Now one plate has a higher electron density than the other. If you remove
the voltage source, this distribution stays the same. We call this
"potential difference" and the amount of moved electrons "charge". The
situation creates an electrostatic field.
It is similar when you move a mass upwards, the energy is transformed into a
potential energy, which is released when you drop the mass. The weight of
the mass(or the charge Q) stays the same, but the energy(or voltage V)
augments, the higher the mass is moved.
Compare this to the formulas of PN, and you hopefully might have a few more
insights.

10. ### Robert BaerGuest

Lemme see.. Q = C * V
So, decrease C and V goes up.
Seems that has been done before in a rotary fashion to make rather
high voltages.
There may even be a patent somewhere on them thar new-fangled
sparkers...

11. ### Active8Guest

Wrong. Force is force. The voltage potential is the work (F.d)
needed to move the charge divided by the amount of charge,
Joules/Coulomb.

12. ### CBarn24050Guest

This is completely wrong Ban, it's hard to imagine a more fundamental
missunderstanding.

13. ### BanGuest

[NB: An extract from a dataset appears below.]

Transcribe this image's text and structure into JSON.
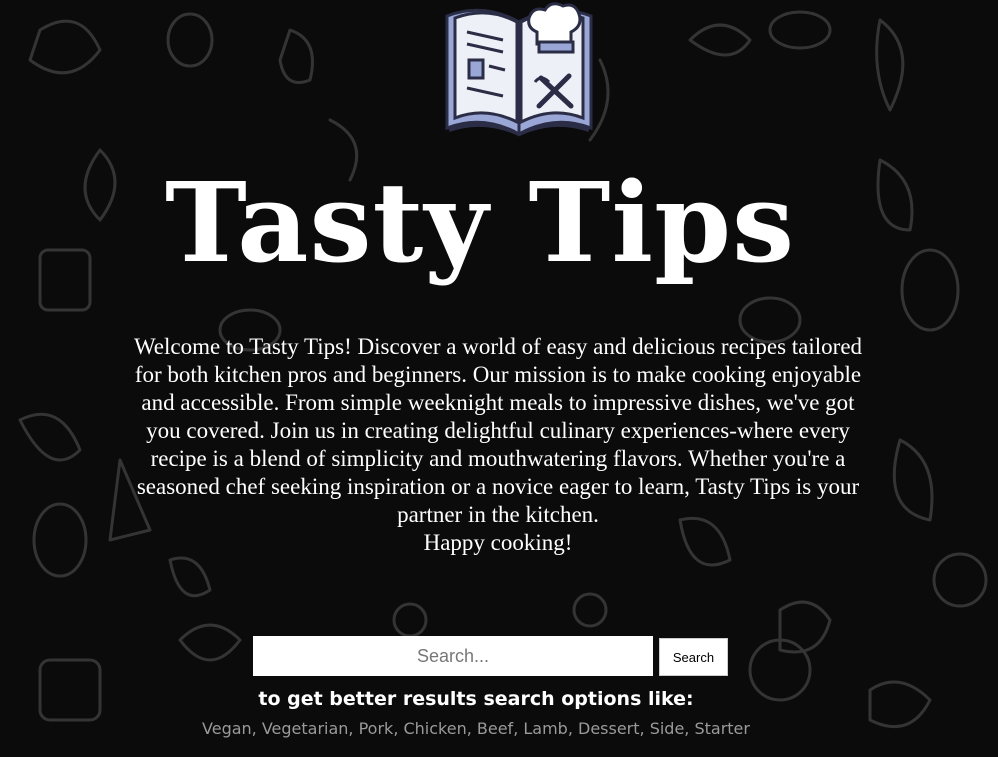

I do not know what exactly you refer to, but the gravitational field and the
electrostatic field have a lot in common. Look at Newtons Law of
Gravitation:
F = (-G* m* M)/r^2 F=force G=const. m= mass1 M= mass2
and Coulombs Law:
F = (k* q* Q)/r^2 F= force k= const. q= charge1 Q= charge2
Now charge has a sign, whereas gravity is alway attracting, but the fields
have similarities.

14. ### MarlboroGuest

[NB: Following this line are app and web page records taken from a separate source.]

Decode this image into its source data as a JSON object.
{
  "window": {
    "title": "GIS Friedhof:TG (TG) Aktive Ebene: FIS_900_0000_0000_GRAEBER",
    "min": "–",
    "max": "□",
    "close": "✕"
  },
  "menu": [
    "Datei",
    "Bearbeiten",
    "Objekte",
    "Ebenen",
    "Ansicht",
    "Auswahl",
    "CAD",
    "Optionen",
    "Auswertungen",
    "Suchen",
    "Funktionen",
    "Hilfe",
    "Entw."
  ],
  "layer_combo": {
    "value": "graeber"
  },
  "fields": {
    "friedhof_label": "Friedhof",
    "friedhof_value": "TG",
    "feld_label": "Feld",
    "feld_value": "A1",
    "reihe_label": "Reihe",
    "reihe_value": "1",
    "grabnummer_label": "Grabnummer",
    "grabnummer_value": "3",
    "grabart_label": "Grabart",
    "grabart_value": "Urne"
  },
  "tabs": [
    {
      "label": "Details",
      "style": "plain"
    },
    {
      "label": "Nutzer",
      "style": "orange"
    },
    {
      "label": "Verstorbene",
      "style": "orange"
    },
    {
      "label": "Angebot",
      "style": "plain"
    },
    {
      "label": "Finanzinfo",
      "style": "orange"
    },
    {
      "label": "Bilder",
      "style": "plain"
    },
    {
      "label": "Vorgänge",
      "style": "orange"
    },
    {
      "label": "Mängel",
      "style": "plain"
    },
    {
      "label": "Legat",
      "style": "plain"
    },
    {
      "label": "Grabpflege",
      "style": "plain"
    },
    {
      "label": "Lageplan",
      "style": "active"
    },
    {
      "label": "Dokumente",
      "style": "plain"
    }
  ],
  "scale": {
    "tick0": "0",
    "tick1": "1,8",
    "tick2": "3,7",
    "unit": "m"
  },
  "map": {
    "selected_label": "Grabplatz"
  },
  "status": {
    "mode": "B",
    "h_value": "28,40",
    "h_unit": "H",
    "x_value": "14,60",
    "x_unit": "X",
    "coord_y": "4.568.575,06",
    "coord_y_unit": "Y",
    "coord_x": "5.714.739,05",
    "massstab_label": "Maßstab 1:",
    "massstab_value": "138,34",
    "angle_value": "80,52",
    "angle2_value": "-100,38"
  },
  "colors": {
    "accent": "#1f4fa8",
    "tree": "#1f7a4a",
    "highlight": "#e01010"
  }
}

Or.. becauses human calls that the voltage, the energy space for what
human called charge 15. ### CBarn24050Guest

Yes quite so Ban, but that isn't what you said at the start of your post.

16. ### James MeyerGuest

Doesn't anti-matter fall UP in a gravity field produced by ordinary
matter?

Jim

17. ### John PopelishGuest

I don't think the experiment has been definitively done, yet.
http://math.ucr.edu/home/baez/physics/ParticleAndNuclear/antimatterFall.html

But it has been pretty well tested that antimatter has the same sort
of momentum as matter. It couldn't be contained in accelerators if
this was not the case.

18. ### Tim WescottGuest

"So what we would really like to have is a laboratory experiment where
we simply drop some antimatter in a lab, and see how fast it falls. "

But they don't mention the difficulty of keeping one's lab notebooks
intact when it touches down...

19. ### Rich The PhilosophizerGuest

Use The Force, Luke.

;^j
Rich

20. ### Rich The PhilosophizerGuest

So, it's not really anti-"matter", but just matter with the opposite
charge?

stuff like, can the equations that describe a proton be mapped onto
the equations that describe a black hole?

And I don't have the maths, which might be a good thing, since my